Cloud, Virtualization and Mobile Computing: Why They Work So Well Together
The promise of mobile technology to improve productivity and yield significant business results has been very clear to conceptualize yet fairly difficult to realize. This is a direct result of the way that technology infrastructures have been deployed in most organizations. At its core, mobile computing requires an infrastructure that is adaptable, flexible, and ubiquitous while traditional implementations are rigid, inflexible and intended to be used while physically at work.
Most current infrastructure deployments were built on the premise that employees would work at a specific location, such as an office or cubicle. In some instances, an employee may need to travel to a secondary business location, or facility, and still require access to needed resources, however it is usually to locations that share the same network domain. Exceptions can be made for “mobile” workers by giving them access to the company network via a Virtual Private Network (“VPN”), essentially extending the network domain to an endpoint. While this model has allowed workers to be somewhere other than their desk to get work done, it is a fairly restrictive technology solution, although arguably a step in the right direction.
An additional aspect causing difficulty for companies attempting to implement a mobile strategy is the fact that most existing applications were not designed for mobile devices; getting access to resources on any device other than a standard computer is often unsatisfactory or impossible.
In any cloud, virtual and mobile environment, the key is flexibility in design, appropriateness of solution to function, and the ability to provide access irrespective of user’s location

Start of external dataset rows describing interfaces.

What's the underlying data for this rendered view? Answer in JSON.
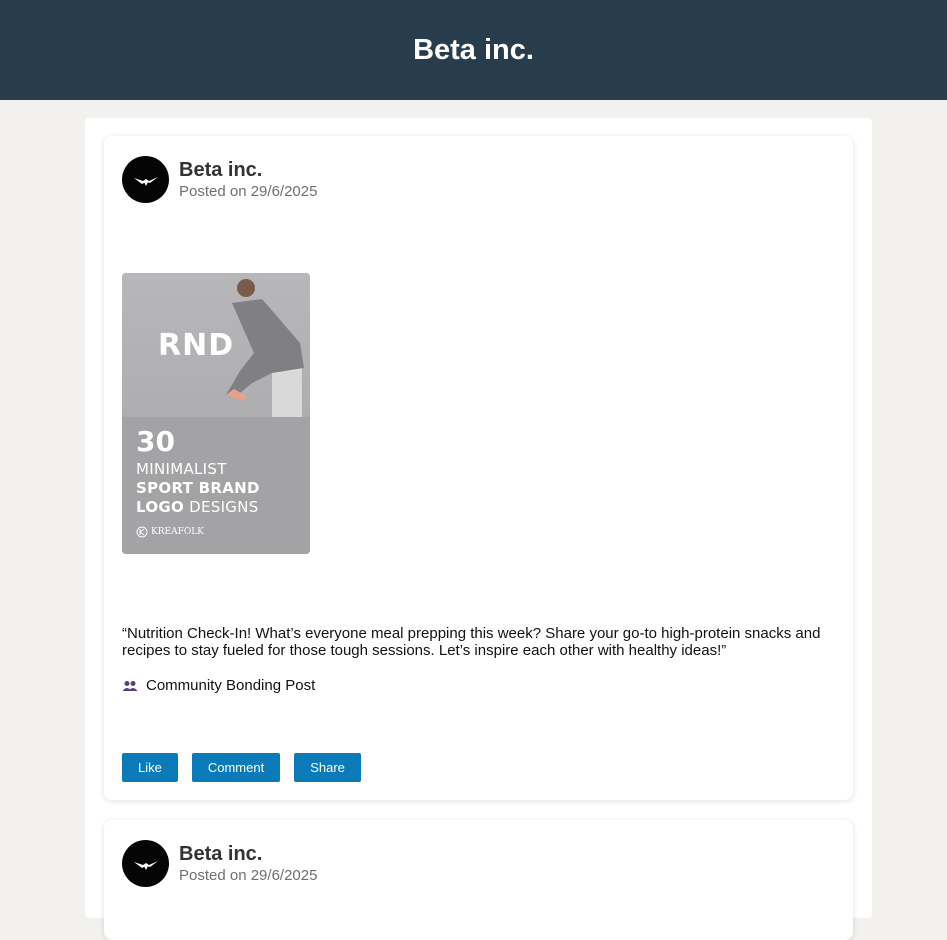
{
  "header": {
    "title": "Beta inc."
  },
  "posts": [
    {
      "author": "Beta inc.",
      "date": "Posted on 29/6/2025",
      "image": {
        "brand": "RND",
        "number": "30",
        "line1": "MINIMALIST",
        "line2": "SPORT BRAND",
        "line3_bold": "LOGO",
        "line3_rest": " DESIGNS",
        "credit": "KREAFOLK"
      },
      "text": "“Nutrition Check-In! What’s everyone meal prepping this week? Share your go-to high-protein snacks and recipes to stay fueled for those tough sessions. Let’s inspire each other with healthy ideas!”",
      "tag": "Community Bonding Post",
      "actions": {
        "like": "Like",
        "comment": "Comment",
        "share": "Share"
      }
    },
    {
      "author": "Beta inc.",
      "date": "Posted on 29/6/2025"
    }
  ],
  "colors": {
    "header_bg": "#283d4b",
    "button": "#0b7ab8",
    "tag_icon": "#5a3f7a"
  }
}
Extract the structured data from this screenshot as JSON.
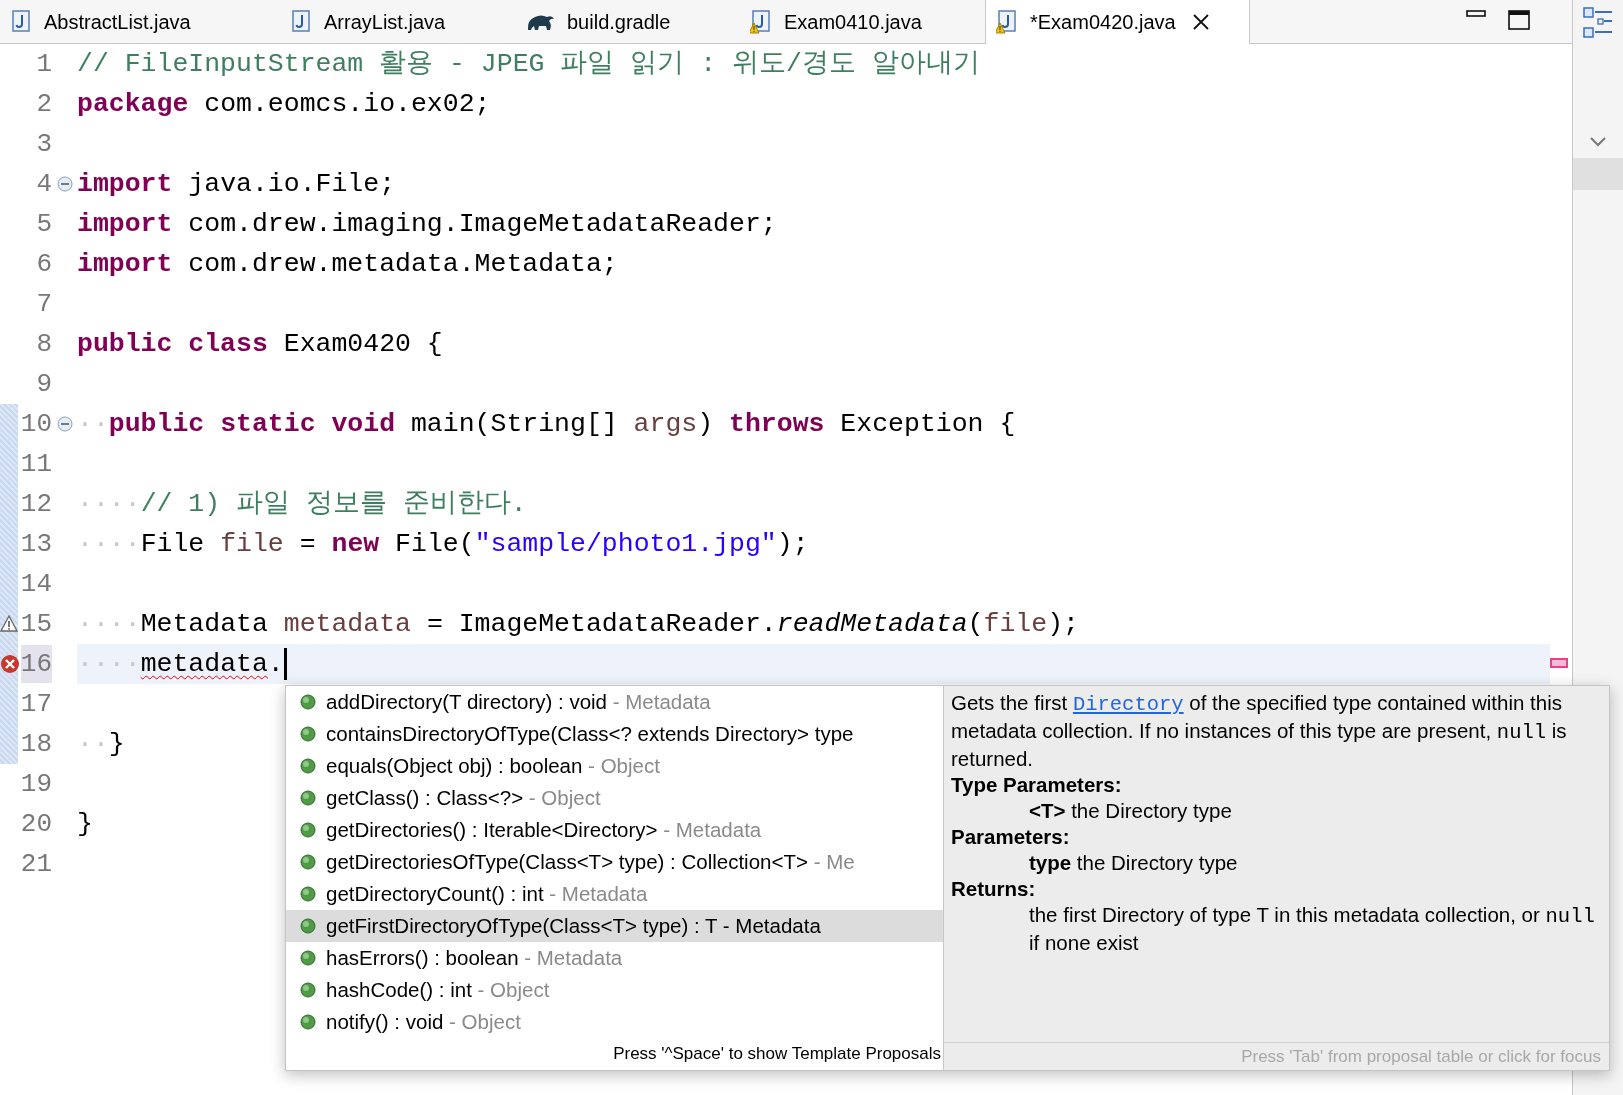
{
  "tabs": [
    {
      "label": "AbstractList.java",
      "kind": "java",
      "selected": false
    },
    {
      "label": "ArrayList.java",
      "kind": "java",
      "selected": false
    },
    {
      "label": "build.gradle",
      "kind": "gradle",
      "selected": false
    },
    {
      "label": "Exam0410.java",
      "kind": "java-warning",
      "selected": false
    },
    {
      "label": "*Exam0420.java",
      "kind": "java-warning",
      "selected": true
    }
  ],
  "lines": [
    {
      "number": "1",
      "current": false,
      "in_range": false,
      "foldable": false,
      "tokens": [
        {
          "kind": "comment",
          "text": "// FileInputStream 활용 - JPEG 파일 읽기 : 위도/경도 알아내기"
        }
      ]
    },
    {
      "number": "2",
      "current": false,
      "in_range": false,
      "foldable": false,
      "tokens": [
        {
          "kind": "keyword",
          "text": "package"
        },
        {
          "kind": "plain",
          "text": " com.eomcs.io.ex02;"
        }
      ]
    },
    {
      "number": "3",
      "current": false,
      "in_range": false,
      "foldable": false
    },
    {
      "number": "4",
      "current": false,
      "in_range": false,
      "foldable": true,
      "tokens": [
        {
          "kind": "keyword",
          "text": "import"
        },
        {
          "kind": "plain",
          "text": " java.io.File;"
        }
      ]
    },
    {
      "number": "5",
      "current": false,
      "in_range": false,
      "foldable": false,
      "tokens": [
        {
          "kind": "keyword",
          "text": "import"
        },
        {
          "kind": "plain",
          "text": " com.drew.imaging.ImageMetadataReader;"
        }
      ]
    },
    {
      "number": "6",
      "current": false,
      "in_range": false,
      "foldable": false,
      "tokens": [
        {
          "kind": "keyword",
          "text": "import"
        },
        {
          "kind": "plain",
          "text": " com.drew.metadata.Metadata;"
        }
      ]
    },
    {
      "number": "7",
      "current": false,
      "in_range": false,
      "foldable": false
    },
    {
      "number": "8",
      "current": false,
      "in_range": false,
      "foldable": false,
      "tokens": [
        {
          "kind": "keyword",
          "text": "public class"
        },
        {
          "kind": "plain",
          "text": " Exam0420 {"
        }
      ]
    },
    {
      "number": "9",
      "current": false,
      "in_range": false,
      "foldable": false
    },
    {
      "number": "10",
      "current": false,
      "in_range": true,
      "foldable": true,
      "tokens": [
        {
          "kind": "whitespace",
          "text": "··"
        },
        {
          "kind": "keyword",
          "text": "public static void"
        },
        {
          "kind": "plain",
          "text": " main(String[] "
        },
        {
          "kind": "variable",
          "text": "args"
        },
        {
          "kind": "plain",
          "text": ") "
        },
        {
          "kind": "keyword",
          "text": "throws"
        },
        {
          "kind": "plain",
          "text": " Exception {"
        }
      ]
    },
    {
      "number": "11",
      "current": false,
      "in_range": true,
      "foldable": false
    },
    {
      "number": "12",
      "current": false,
      "in_range": true,
      "foldable": false,
      "tokens": [
        {
          "kind": "whitespace",
          "text": "····"
        },
        {
          "kind": "comment",
          "text": "// 1) 파일 정보를 준비한다."
        }
      ]
    },
    {
      "number": "13",
      "current": false,
      "in_range": true,
      "foldable": false,
      "tokens": [
        {
          "kind": "whitespace",
          "text": "····"
        },
        {
          "kind": "plain",
          "text": "File "
        },
        {
          "kind": "variable",
          "text": "file"
        },
        {
          "kind": "plain",
          "text": " = "
        },
        {
          "kind": "keyword",
          "text": "new"
        },
        {
          "kind": "plain",
          "text": " File("
        },
        {
          "kind": "string",
          "text": "\"sample/photo1.jpg\""
        },
        {
          "kind": "plain",
          "text": ");"
        }
      ]
    },
    {
      "number": "14",
      "current": false,
      "in_range": true,
      "foldable": false
    },
    {
      "number": "15",
      "current": false,
      "in_range": true,
      "foldable": false,
      "problem": {
        "kind": "warning"
      },
      "tokens": [
        {
          "kind": "whitespace",
          "text": "····"
        },
        {
          "kind": "plain",
          "text": "Metadata "
        },
        {
          "kind": "variable",
          "text": "metadata"
        },
        {
          "kind": "plain",
          "text": " = ImageMetadataReader."
        },
        {
          "kind": "static",
          "text": "readMetadata"
        },
        {
          "kind": "plain",
          "text": "("
        },
        {
          "kind": "variable",
          "text": "file"
        },
        {
          "kind": "plain",
          "text": ");"
        }
      ]
    },
    {
      "number": "16",
      "current": true,
      "in_range": true,
      "foldable": false,
      "problem": {
        "kind": "error"
      },
      "caret": true,
      "tokens": [
        {
          "kind": "whitespace",
          "text": "····"
        },
        {
          "kind": "error",
          "text": "metadata"
        },
        {
          "kind": "plain",
          "text": "."
        }
      ]
    },
    {
      "number": "17",
      "current": false,
      "in_range": true,
      "foldable": false
    },
    {
      "number": "18",
      "current": false,
      "in_range": true,
      "foldable": false,
      "tokens": [
        {
          "kind": "whitespace",
          "text": "··"
        },
        {
          "kind": "plain",
          "text": "}"
        }
      ]
    },
    {
      "number": "19",
      "current": false,
      "in_range": false,
      "foldable": false
    },
    {
      "number": "20",
      "current": false,
      "in_range": false,
      "foldable": false,
      "tokens": [
        {
          "kind": "plain",
          "text": "}"
        }
      ]
    },
    {
      "number": "21",
      "current": false,
      "in_range": false,
      "foldable": false
    }
  ],
  "proposals": {
    "items": [
      {
        "signature": "addDirectory(T directory) : void",
        "owner": " - Metadata",
        "selected": false
      },
      {
        "signature": "containsDirectoryOfType(Class<? extends Directory> type",
        "selected": false
      },
      {
        "signature": "equals(Object obj) : boolean",
        "owner": " - Object",
        "selected": false
      },
      {
        "signature": "getClass() : Class<?>",
        "owner": " - Object",
        "selected": false
      },
      {
        "signature": "getDirectories() : Iterable<Directory>",
        "owner": " - Metadata",
        "selected": false
      },
      {
        "signature": "getDirectoriesOfType(Class<T> type) : Collection<T>",
        "owner": " - Me",
        "selected": false
      },
      {
        "signature": "getDirectoryCount() : int",
        "owner": " - Metadata",
        "selected": false
      },
      {
        "signature": "getFirstDirectoryOfType(Class<T> type) : T",
        "owner": " - Metadata",
        "selected": true
      },
      {
        "signature": "hasErrors() : boolean",
        "owner": " - Metadata",
        "selected": false
      },
      {
        "signature": "hashCode() : int",
        "owner": " - Object",
        "selected": false
      },
      {
        "signature": "notify() : void",
        "owner": " - Object",
        "selected": false
      }
    ],
    "footer": "Press '^Space' to show Template Proposals"
  },
  "doc": {
    "description": [
      {
        "kind": "text",
        "text": "Gets the first "
      },
      {
        "kind": "link",
        "text": "Directory"
      },
      {
        "kind": "text",
        "text": " of the specified type contained within this metadata collection. If no instances of this type are present, "
      },
      {
        "kind": "code",
        "text": "null"
      },
      {
        "kind": "text",
        "text": " is returned."
      }
    ],
    "sections": [
      {
        "heading": "Type Parameters:",
        "entries": [
          [
            {
              "kind": "bold",
              "text": "<T>"
            },
            {
              "kind": "text",
              "text": " the Directory type"
            }
          ]
        ]
      },
      {
        "heading": "Parameters:",
        "entries": [
          [
            {
              "kind": "bold",
              "text": "type"
            },
            {
              "kind": "text",
              "text": " the Directory type"
            }
          ]
        ]
      },
      {
        "heading": "Returns:",
        "entries": [
          [
            {
              "kind": "text",
              "text": "the first Directory of type T in this metadata collection, or "
            },
            {
              "kind": "code",
              "text": "null"
            },
            {
              "kind": "text",
              "text": " if none exist"
            }
          ]
        ]
      }
    ],
    "footer": "Press 'Tab' from proposal table or click for focus"
  }
}
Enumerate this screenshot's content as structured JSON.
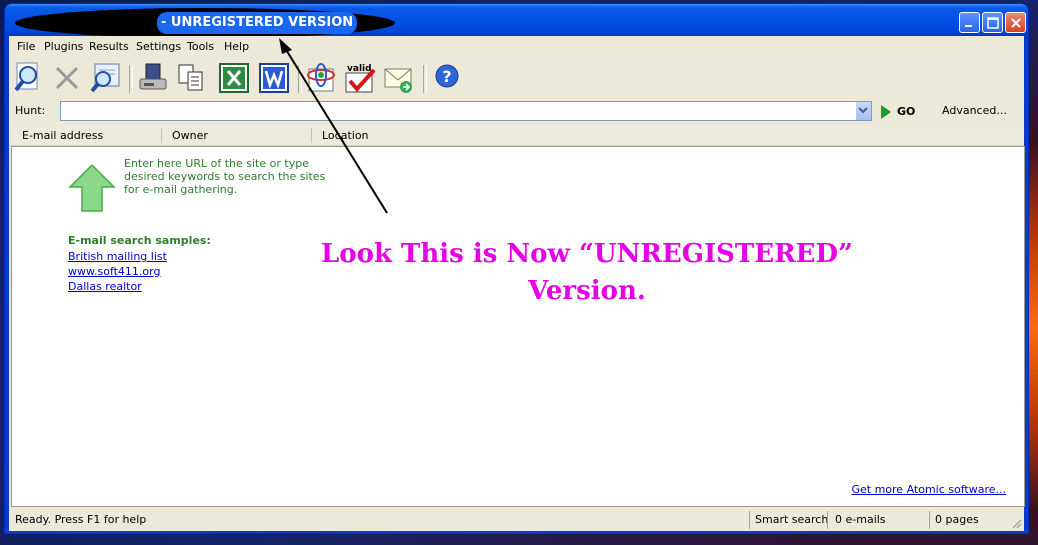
{
  "window": {
    "title": "- UNREGISTERED VERSION"
  },
  "menu": [
    "File",
    "Plugins",
    "Results",
    "Settings",
    "Tools",
    "Help"
  ],
  "toolbar": {
    "icons": [
      "search-icon",
      "stop-icon",
      "find-icon",
      "save-icon",
      "copy-icon",
      "excel-icon",
      "word-icon",
      "atom-icon",
      "validate-icon",
      "mail-icon",
      "help-icon"
    ],
    "validate_label": "valid"
  },
  "hunt": {
    "label": "Hunt:",
    "value": "",
    "go_label": "GO",
    "advanced_label": "Advanced..."
  },
  "columns": [
    "E-mail address",
    "Owner",
    "Location"
  ],
  "hint": "Enter here URL of the site or type desired keywords to search the sites for e-mail gathering.",
  "samples": {
    "title": "E-mail search samples:",
    "links": [
      "British mailing list",
      "www.soft411.org",
      "Dallas realtor"
    ]
  },
  "annotation": {
    "line1": "Look This is Now “UNREGISTERED”",
    "line2": "Version."
  },
  "more_link": "Get more Atomic software...",
  "status": {
    "ready": "Ready. Press F1 for help",
    "mode": "Smart search",
    "emails": "0 e-mails",
    "pages": "0 pages"
  },
  "colors": {
    "annotation": "#e500e5",
    "hint": "#2d7d2d",
    "link": "#0000cc",
    "titlebar": "#0050e4"
  }
}
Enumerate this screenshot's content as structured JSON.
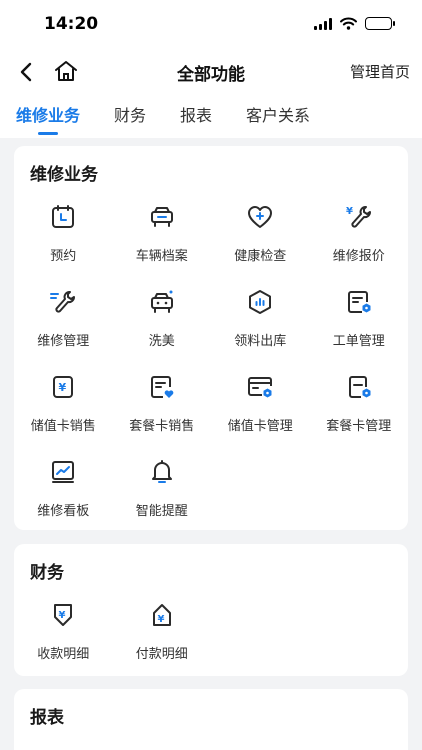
{
  "status_bar": {
    "time": "14:20"
  },
  "navbar": {
    "title": "全部功能",
    "right_link": "管理首页"
  },
  "tabs": [
    {
      "label": "维修业务",
      "active": true
    },
    {
      "label": "财务",
      "active": false
    },
    {
      "label": "报表",
      "active": false
    },
    {
      "label": "客户关系",
      "active": false
    }
  ],
  "sections": {
    "repair": {
      "title": "维修业务",
      "items": [
        {
          "label": "预约",
          "icon": "calendar-icon"
        },
        {
          "label": "车辆档案",
          "icon": "car-icon"
        },
        {
          "label": "健康检查",
          "icon": "heart-plus-icon"
        },
        {
          "label": "维修报价",
          "icon": "wrench-yen-icon"
        },
        {
          "label": "维修管理",
          "icon": "wrench-lines-icon"
        },
        {
          "label": "洗美",
          "icon": "car-sparkle-icon"
        },
        {
          "label": "领料出库",
          "icon": "hexagon-chart-icon"
        },
        {
          "label": "工单管理",
          "icon": "doc-hexagon-icon"
        },
        {
          "label": "储值卡销售",
          "icon": "yen-card-icon"
        },
        {
          "label": "套餐卡销售",
          "icon": "doc-heart-icon"
        },
        {
          "label": "储值卡管理",
          "icon": "card-hexagon-icon"
        },
        {
          "label": "套餐卡管理",
          "icon": "package-card-hexagon-icon"
        },
        {
          "label": "维修看板",
          "icon": "dashboard-chart-icon"
        },
        {
          "label": "智能提醒",
          "icon": "bell-icon"
        }
      ]
    },
    "finance": {
      "title": "财务",
      "items": [
        {
          "label": "收款明细",
          "icon": "receive-yen-icon"
        },
        {
          "label": "付款明细",
          "icon": "pay-yen-icon"
        }
      ]
    },
    "report": {
      "title": "报表"
    }
  },
  "colors": {
    "accent": "#1a7be8",
    "icon_stroke": "#2b2b2b",
    "background": "#f2f3f5"
  }
}
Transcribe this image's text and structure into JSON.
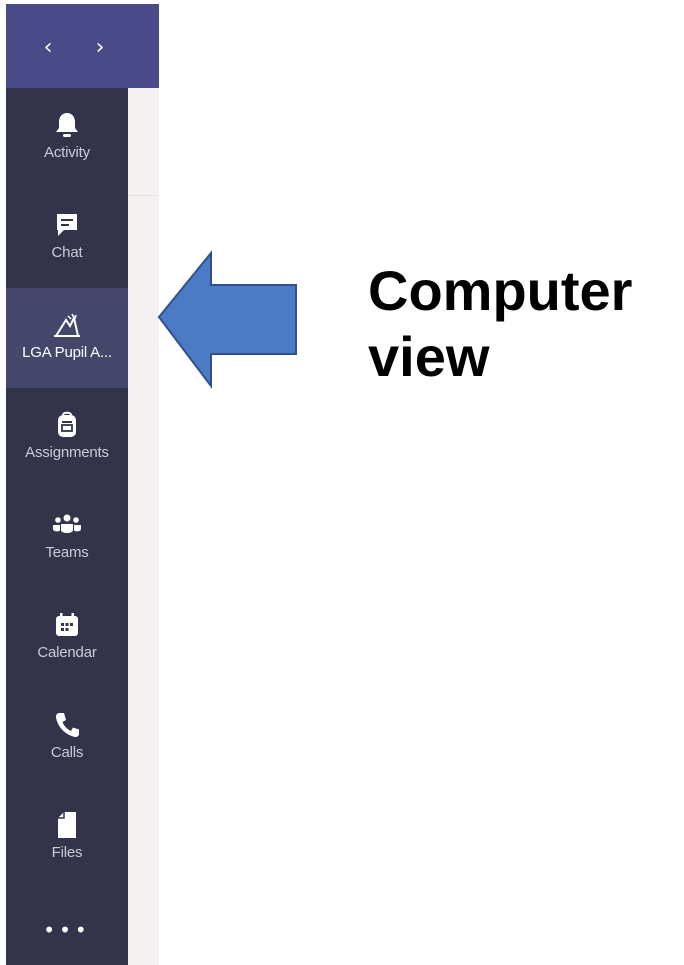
{
  "nav": {
    "back_glyph": "‹",
    "forward_glyph": "›"
  },
  "rail": {
    "items": [
      {
        "label": "Activity",
        "icon": "bell-icon",
        "active": false
      },
      {
        "label": "Chat",
        "icon": "chat-icon",
        "active": false
      },
      {
        "label": "LGA Pupil A...",
        "icon": "school-crest-icon",
        "active": true
      },
      {
        "label": "Assignments",
        "icon": "backpack-icon",
        "active": false
      },
      {
        "label": "Teams",
        "icon": "teams-icon",
        "active": false
      },
      {
        "label": "Calendar",
        "icon": "calendar-icon",
        "active": false
      },
      {
        "label": "Calls",
        "icon": "phone-icon",
        "active": false
      },
      {
        "label": "Files",
        "icon": "file-icon",
        "active": false
      }
    ],
    "more_label": "•••"
  },
  "callout": {
    "line1": "Computer",
    "line2": "view",
    "arrow_icon": "left-arrow-icon",
    "arrow_color": "#4a7bc4"
  },
  "colors": {
    "top_bar": "#4b4a89",
    "rail": "#33344a",
    "rail_active": "#44466a",
    "content_pane": "#f2f1f0"
  }
}
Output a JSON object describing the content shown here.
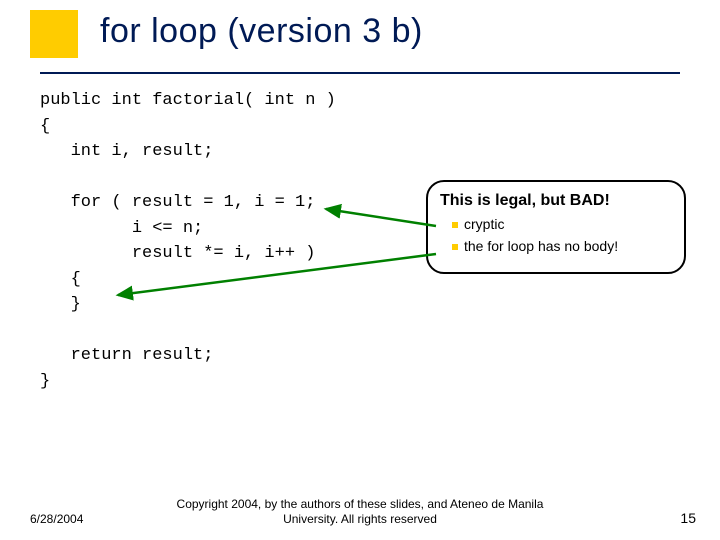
{
  "title": "for loop (version 3 b)",
  "code": "public int factorial( int n )\n{\n   int i, result;\n\n   for ( result = 1, i = 1;\n         i <= n;\n         result *= i, i++ )\n   {\n   }\n\n   return result;\n}",
  "callout": {
    "heading": "This is legal, but BAD!",
    "items": [
      "cryptic",
      "the for loop has no body!"
    ]
  },
  "footer": {
    "date": "6/28/2004",
    "copyright": "Copyright 2004, by the authors of these slides, and Ateneo de Manila University. All rights reserved",
    "slide_number": "15"
  },
  "accent_color": "#ffcc00",
  "arrow_color": "#008000"
}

Meeting the needs of mobile computing requires that the methods, applications, and infrastructure become far more flexible than what exists in most companies today. The overhead of a VPN solution, limited access to resources once connected, and applications not designed for the purpose of being on a mobile platform combined with the lack of flexibility inherent in this architecture have inhibited both the adoption and benefits of a truly mobile workforce. Successful mobile implementations will require that applications used on the mobile device are suited for the actual device being used and means that traditional office applications need to be redesigned from the ground up.
There are examples of mobile applications that are successful today that we rarely think of in terms of having been redesigned for the mobile environment. Arguably, the most common example is the sending and receiving of email on a smartphone. In today’s workforce, the ability to use email on a mobile device is generally considered a simple request and is expected by many (especially younger) workers. The smartphone version of the mail application is a simplified version of the fully deployed mail application one uses while in the office. No matter which mail application is used it will have been specifically designed for the user interface and resources available on the mobile device. Another example that is becoming much more common is hosted voice services, essentially getting rid of the PBX and associated infrastructure, outsourcing it to a third party voice provider and simply subscribing to voice services on a per user basis.
The enabling technologies required to successfully deploy mobile applications (“apps”) are the implementation of a cloud based infrastructure and the virtualization of the resources required to interact from the mobile device. Virtualization allows for resources (servers, storage) to be quickly created and/or sized to meet the needs of most companies, specifically accommodating the mobile user community when properly implemented. Hosting the virtualized resources in the cloud, provides for ubiquitous access largely independent of location so that well designed apps can interact with hosted resources in ways that are specific since the versions are generally single purpose in design (as in the email example).
Often companies choose to build a form of hybrid cloud and virtualization infrastructure. Outsourcing data center(s), virtualizing server(s) in racks, and providing access via the public internet with security handled in the data center are straightforward steps toward implementing a type of hybrid cloud. A further step in this model is to eliminate the notion of a data center and use a provider of cloud services for virtualizing, in software, the servers and storage platforms needed to run the business; the advantage of this model is that all future upgrades, hardware and software, are offloaded to the cloud provider. It is important to understand the pricing model for such an arrangement, while also considering the offset costs when deciding what type of cloud / virtualization model to implement. Most companies will choose among multiple cloud providers for specific purposes; an accounting package may host the databases in its cloud, a voice provider will host the PBX in its cloud, while the company may host their own document in its private cloud.
In any cloud, virtual and mobile environment, the key is flexibility in design, appropriateness of solution to function, and the ability to provide access irrespective of user’s location. Of course, cost, security and other considerations must be taken into account but these are variations on the same considerations that exist in traditional infrastructure implementations.
Cloud computing is a model for enabling ubiquitous access to a network of shared, configurable computing resources, enabling users and organizations with capabilities, depending on need, to process, store and manage their data in third-party data centers. Clouds may be private (owned and maintained by the company), public or a hybrid of both models, but, in any configuration allows for the sharing of resources to achieve economies of scale.
Virtualization means to create a virtual instance of a device or other resource (servers, storage devices, networks or operating systems) providing a framework that divides the resource into one or more environments to provide the capability of the intended device. Virtualization has been used since 1960s.